In the far back are walls covered with stuffed fish: Big bass, marlins, etc. There are four tables there. The first is from ADT, the home alarm company. They have the usual sales pitch handouts about crooks and the need for alarms. Another table is from MADD. They are against drunk driving. As usual. Another table is from a gun dealer. They have a few tasers on display and a few pistols. Nothing remarkable. And the final table is from Christ for Crime Victims. Evidently, this is a Jesus-based charity that involves bringing new doors and windows and other anti-crime fortifications to folks who have been victimized by crime. And then (I guess) they tell you about the Lord or something. Unclear. And that’s it for exhibits. Takes us about 10 minutes to make “the rounds” to all four tables. The meeting still has not started.

We find seats. The crowd is multi-racial. Many of the black folks there are wearing the red shirts of the “Enough is Enough” campaign that is pretty big here in Montgomery. It’s an anti-violence, anti-gang campaign run by Rev. Ed Nettles of the Freewill Missionary Baptist Church. Rev. Nettles himself was present, as were a ton of police officers and a bunch of old people. We were the youngest people there by a good margin.

So we sit. And sit. And it’s now 6:30. And we have to be somewhere at 8. We thought we could stay from 6 until 7:45 or so and hit the road. We thought we’d see some cool exhibits. Wrong. When it’s 6:30 and nothing has started yet and they’re telling people to go enter a raffle to win some ADT security package, we get worried. The doors we entered are soon going to close. Then people (possibly people in police uniforms) will stand in front of those doors and start talking. And we won’t be able to leave.

So, dear reader, we failed you. We did not stay for the informative law enforcement programming. We did not learn about crime in our beloved community and what the police want us to do about it. We did not get to ask our burning questions about the “Volunteer Police” who hilariously cruise our neighborhood. We have some brochures about what to do in case we see “someone suspicious.” And the back of the “Enough of Enough” shirts have the word “VIOLENCE” in a circle with a big slash through it … and under it says: “Try Jesus!”

So if that helps you, we are grateful.
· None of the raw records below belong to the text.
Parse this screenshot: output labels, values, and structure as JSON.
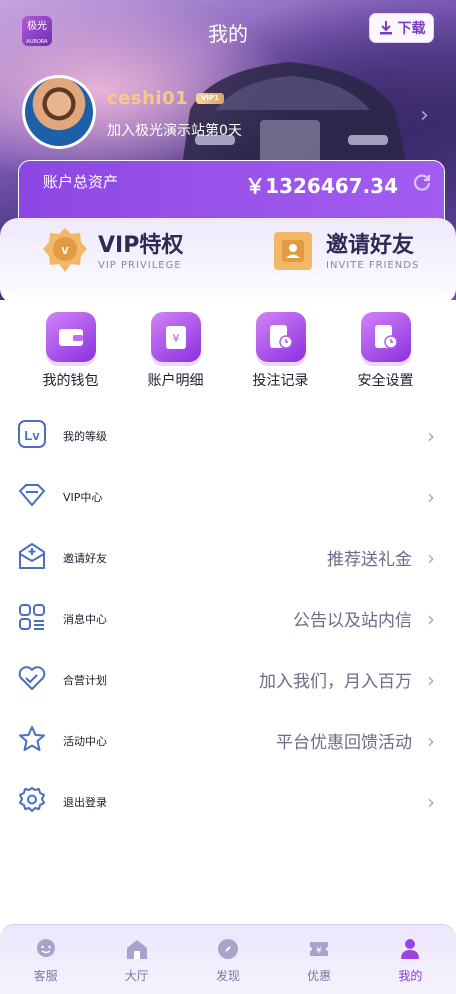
{
  "header": {
    "logo_text": "极光",
    "logo_sub": "AURORA",
    "title": "我的",
    "download_label": "下载"
  },
  "profile": {
    "username": "ceshi01",
    "vip_level": "VIP1",
    "join_text": "加入极光演示站第0天"
  },
  "assets": {
    "label": "账户总资产",
    "value": "￥1326467.34"
  },
  "privileges": [
    {
      "title": "VIP特权",
      "subtitle": "VIP PRIVILEGE"
    },
    {
      "title": "邀请好友",
      "subtitle": "INVITE FRIENDS"
    }
  ],
  "quick_actions": [
    {
      "label": "我的钱包",
      "icon": "wallet-icon"
    },
    {
      "label": "账户明细",
      "icon": "ledger-icon"
    },
    {
      "label": "投注记录",
      "icon": "bet-record-icon"
    },
    {
      "label": "安全设置",
      "icon": "security-icon"
    }
  ],
  "menu": [
    {
      "label": "我的等级",
      "desc": "",
      "icon": "level-icon"
    },
    {
      "label": "VIP中心",
      "desc": "",
      "icon": "diamond-icon"
    },
    {
      "label": "邀请好友",
      "desc": "推荐送礼金",
      "icon": "invite-icon"
    },
    {
      "label": "消息中心",
      "desc": "公告以及站内信",
      "icon": "message-icon"
    },
    {
      "label": "合营计划",
      "desc": "加入我们，月入百万",
      "icon": "partner-icon"
    },
    {
      "label": "活动中心",
      "desc": "平台优惠回馈活动",
      "icon": "star-icon"
    },
    {
      "label": "退出登录",
      "desc": "",
      "icon": "gear-icon"
    }
  ],
  "bottom_nav": [
    {
      "label": "客服",
      "icon": "service-icon"
    },
    {
      "label": "大厅",
      "icon": "home-icon"
    },
    {
      "label": "发现",
      "icon": "compass-icon"
    },
    {
      "label": "优惠",
      "icon": "ticket-icon"
    },
    {
      "label": "我的",
      "icon": "user-icon",
      "active": true
    }
  ],
  "colors": {
    "accent": "#9a53ea",
    "username": "#f6c987",
    "active_nav": "#8b35d8"
  }
}
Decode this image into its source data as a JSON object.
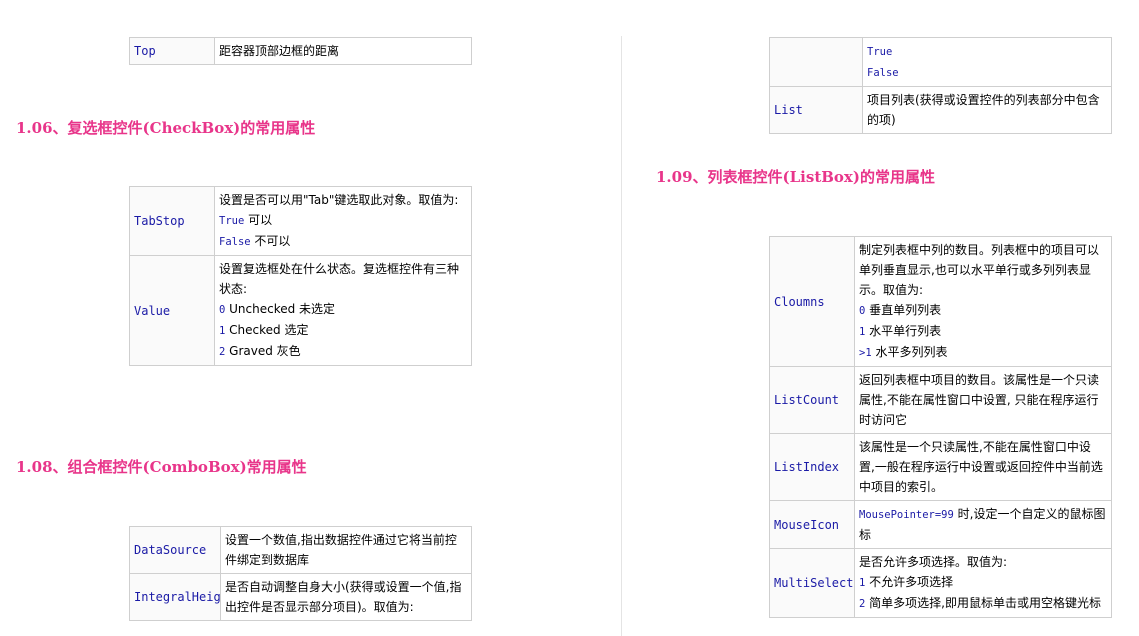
{
  "top_table": {
    "rows": [
      {
        "name": "Top",
        "lines": [
          "距容器顶部边框的距离"
        ]
      }
    ]
  },
  "checkbox": {
    "heading": "1.06、复选框控件(CheckBox)的常用属性",
    "rows": [
      {
        "name": "TabStop",
        "lines": [
          "设置是否可以用\"Tab\"键选取此对象。取值为:",
          "True 可以",
          "False 不可以"
        ]
      },
      {
        "name": "Value",
        "lines": [
          "设置复选框处在什么状态。复选框控件有三种",
          "状态:",
          "0 Unchecked 未选定",
          "1 Checked 选定",
          "2 Graved 灰色"
        ]
      }
    ]
  },
  "combobox": {
    "heading": "1.08、组合框控件(ComboBox)常用属性",
    "rows": [
      {
        "name": "DataSource",
        "lines": [
          "设置一个数值,指出数据控件通过它将当前控",
          "件绑定到数据库"
        ]
      },
      {
        "name": "IntegralHeight",
        "lines": [
          "是否自动调整自身大小(获得或设置一个值,指",
          "出控件是否显示部分项目)。取值为:"
        ]
      }
    ]
  },
  "right_top_table": {
    "rows": [
      {
        "name": "",
        "lines": [
          "True",
          "False"
        ]
      },
      {
        "name": "List",
        "lines": [
          "项目列表(获得或设置控件的列表部分中包含",
          "的项)"
        ]
      }
    ]
  },
  "listbox": {
    "heading": "1.09、列表框控件(ListBox)的常用属性",
    "rows": [
      {
        "name": "Cloumns",
        "lines": [
          "制定列表框中列的数目。列表框中的项目可以",
          "单列垂直显示,也可以水平单行或多列列表显",
          "示。取值为:",
          "0 垂直单列列表",
          "1 水平单行列表",
          ">1 水平多列列表"
        ]
      },
      {
        "name": "ListCount",
        "lines": [
          "返回列表框中项目的数目。该属性是一个只读",
          "属性,不能在属性窗口中设置, 只能在程序运行",
          "时访问它"
        ]
      },
      {
        "name": "ListIndex",
        "lines": [
          "该属性是一个只读属性,不能在属性窗口中设",
          "置,一般在程序运行中设置或返回控件中当前选",
          "中项目的索引。"
        ]
      },
      {
        "name": "MouseIcon",
        "lines": [
          "MousePointer=99 时,设定一个自定义的鼠标图",
          "标"
        ]
      },
      {
        "name": "MultiSelect",
        "lines": [
          "是否允许多项选择。取值为:",
          "1 不允许多项选择",
          "2 简单多项选择,即用鼠标单击或用空格键光标"
        ]
      }
    ]
  }
}
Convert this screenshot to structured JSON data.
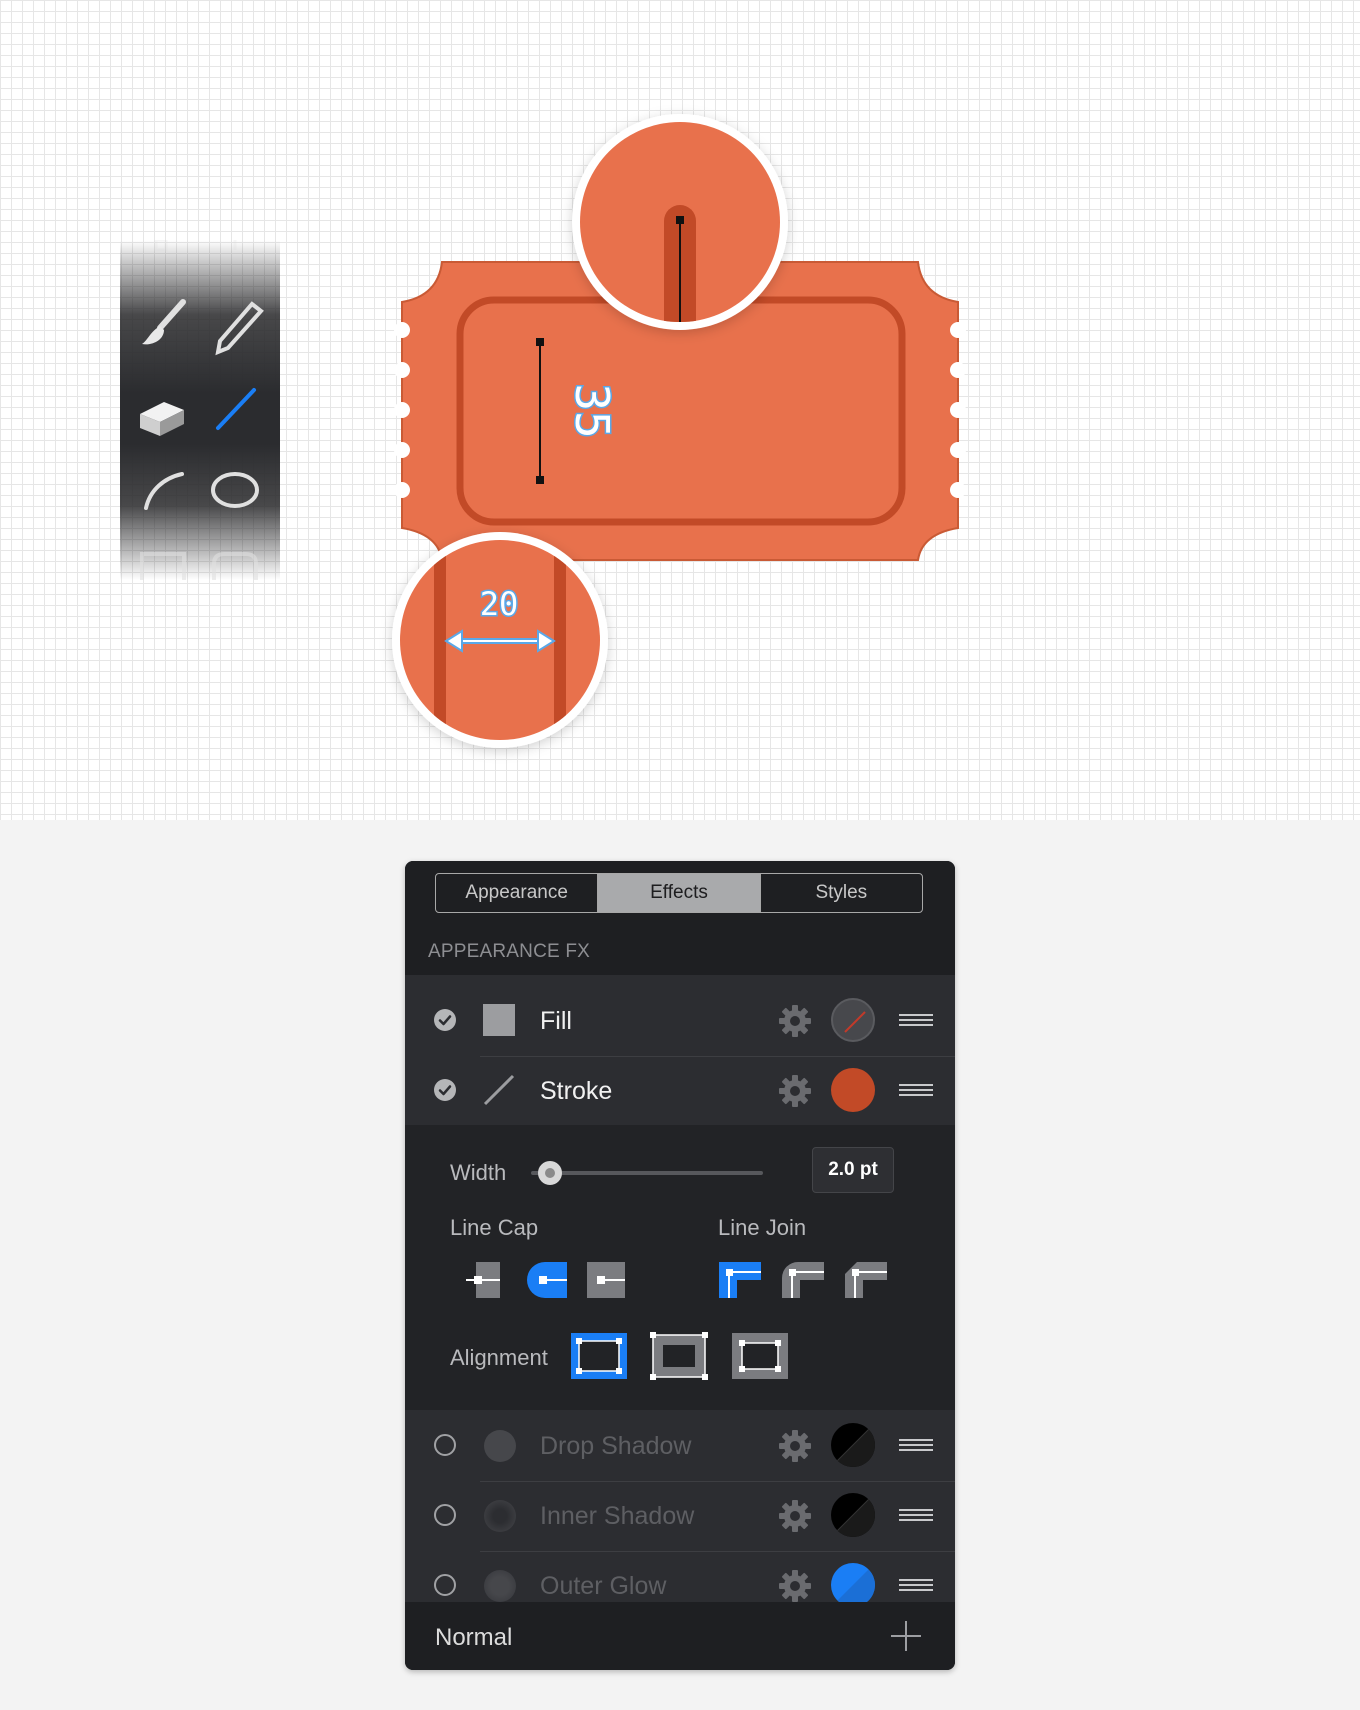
{
  "canvas": {
    "measurements": {
      "height_label": "35",
      "width_label": "20"
    }
  },
  "tools": [
    {
      "name": "brush"
    },
    {
      "name": "pencil"
    },
    {
      "name": "eraser"
    },
    {
      "name": "line",
      "active": true
    },
    {
      "name": "arc"
    },
    {
      "name": "ellipse"
    },
    {
      "name": "rectangle"
    },
    {
      "name": "rounded-rectangle"
    }
  ],
  "panel": {
    "tabs": [
      {
        "label": "Appearance",
        "active": false
      },
      {
        "label": "Effects",
        "active": true
      },
      {
        "label": "Styles",
        "active": false
      }
    ],
    "section_title": "APPEARANCE FX",
    "effects": [
      {
        "label": "Fill",
        "enabled": true,
        "swatch_color": "#47484c",
        "swatch": "none"
      },
      {
        "label": "Stroke",
        "enabled": true,
        "swatch_color": "#c24a27",
        "swatch": "solid"
      },
      {
        "label": "Drop Shadow",
        "enabled": false,
        "swatch_color": "#000000",
        "swatch": "half"
      },
      {
        "label": "Inner Shadow",
        "enabled": false,
        "swatch_color": "#000000",
        "swatch": "half"
      },
      {
        "label": "Outer Glow",
        "enabled": false,
        "swatch_color": "#1a7ef5",
        "swatch": "half"
      }
    ],
    "stroke_options": {
      "width_label": "Width",
      "width_value": "2.0 pt",
      "width_fraction": 0.08,
      "line_cap_label": "Line Cap",
      "line_cap_options": [
        "butt",
        "round",
        "square"
      ],
      "line_cap_selected": "round",
      "line_join_label": "Line Join",
      "line_join_options": [
        "miter",
        "round",
        "bevel"
      ],
      "line_join_selected": "miter",
      "alignment_label": "Alignment",
      "alignment_options": [
        "inside",
        "center",
        "outside"
      ],
      "alignment_selected": "inside"
    },
    "footer": {
      "blend_mode": "Normal"
    }
  },
  "colors": {
    "accent": "#1a7ef5",
    "ticket": "#e8714c",
    "ticket_stroke": "#c24a27",
    "measure_text": "#5aa8e8"
  }
}
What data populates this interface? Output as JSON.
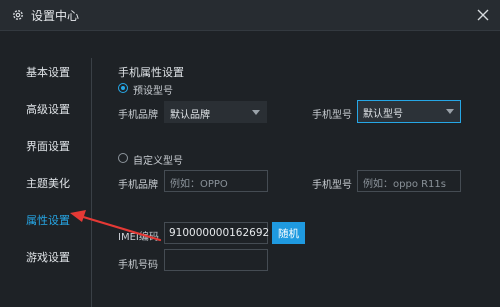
{
  "window": {
    "title": "设置中心"
  },
  "sidebar": {
    "items": [
      {
        "label": "基本设置",
        "active": false
      },
      {
        "label": "高级设置",
        "active": false
      },
      {
        "label": "界面设置",
        "active": false
      },
      {
        "label": "主题美化",
        "active": false
      },
      {
        "label": "属性设置",
        "active": true
      },
      {
        "label": "游戏设置",
        "active": false
      }
    ]
  },
  "content": {
    "section_title": "手机属性设置",
    "preset": {
      "radio_label": "预设型号",
      "checked": true,
      "brand_label": "手机品牌",
      "brand_value": "默认品牌",
      "model_label": "手机型号",
      "model_value": "默认型号"
    },
    "custom": {
      "radio_label": "自定义型号",
      "checked": false,
      "brand_label": "手机品牌",
      "brand_placeholder": "例如：OPPO",
      "model_label": "手机型号",
      "model_placeholder": "例如：oppo R11s"
    },
    "imei": {
      "label": "IMEI编码",
      "value": "910000000162692",
      "random_button": "随机"
    },
    "phone": {
      "label": "手机号码",
      "value": ""
    }
  },
  "colors": {
    "accent": "#26a7e6",
    "annotation_arrow": "#e53935",
    "background": "#1e2226"
  },
  "icons": {
    "title": "gear-icon",
    "close": "close-icon"
  }
}
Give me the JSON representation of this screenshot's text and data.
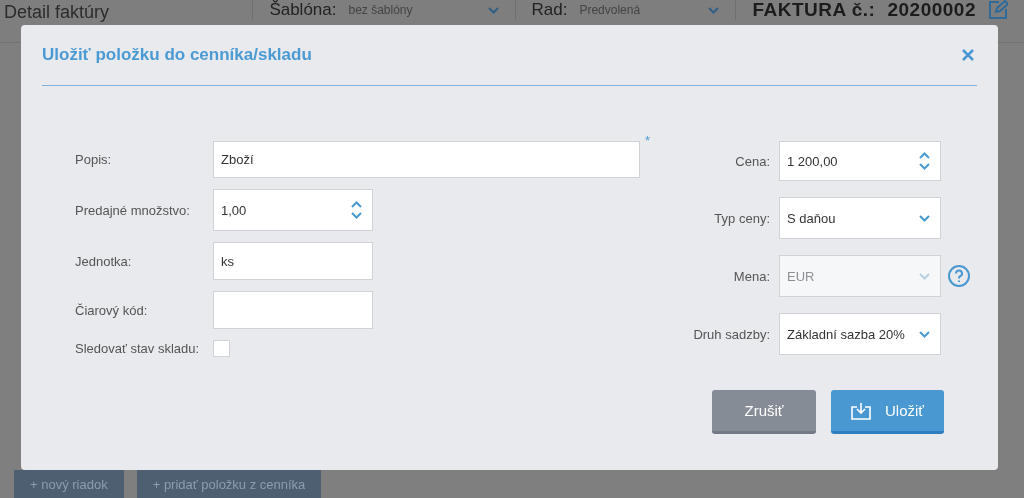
{
  "page": {
    "title": "Detail faktúry",
    "template": {
      "label": "Šablóna:",
      "value": "bez šablóny"
    },
    "series": {
      "label": "Rad:",
      "value": "Predvolená"
    },
    "invoice": {
      "label": "FAKTURA č.:",
      "number": "20200002"
    },
    "actions": [
      "+ nový riadok",
      "+ pridať položku z cenníka"
    ]
  },
  "dialog": {
    "title": "Uložiť položku do cenníka/skladu",
    "left_fields": [
      {
        "kind": "wide-text",
        "label": "Popis:",
        "value": "Zboží",
        "required_mark": "*"
      },
      {
        "kind": "number",
        "label": "Predajné množstvo:",
        "value": "1,00"
      },
      {
        "kind": "text",
        "label": "Jednotka:",
        "value": "ks"
      },
      {
        "kind": "text",
        "label": "Čiarový kód:"
      },
      {
        "kind": "checkbox",
        "label": "Sledovať stav skladu:",
        "checked": false
      }
    ],
    "right_fields": [
      {
        "kind": "number",
        "label": "Cena:",
        "value": "1 200,00"
      },
      {
        "kind": "select",
        "label": "Typ ceny:",
        "value": "S daňou",
        "disabled": false
      },
      {
        "kind": "select",
        "label": "Mena:",
        "value": "EUR",
        "disabled": true,
        "help": true
      },
      {
        "kind": "select",
        "label": "Druh sadzby:",
        "value": "Základní sazba 20%",
        "disabled": false
      }
    ],
    "buttons": [
      {
        "kind": "cancel",
        "label": "Zrušiť"
      },
      {
        "kind": "save",
        "label": "Uložiť"
      }
    ]
  }
}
But we carry a heavy sense of guilt at our journalistic failings. You, the crime wary citizens of this body politic, deserve only the finest information about the doings of our order-preserving guardians.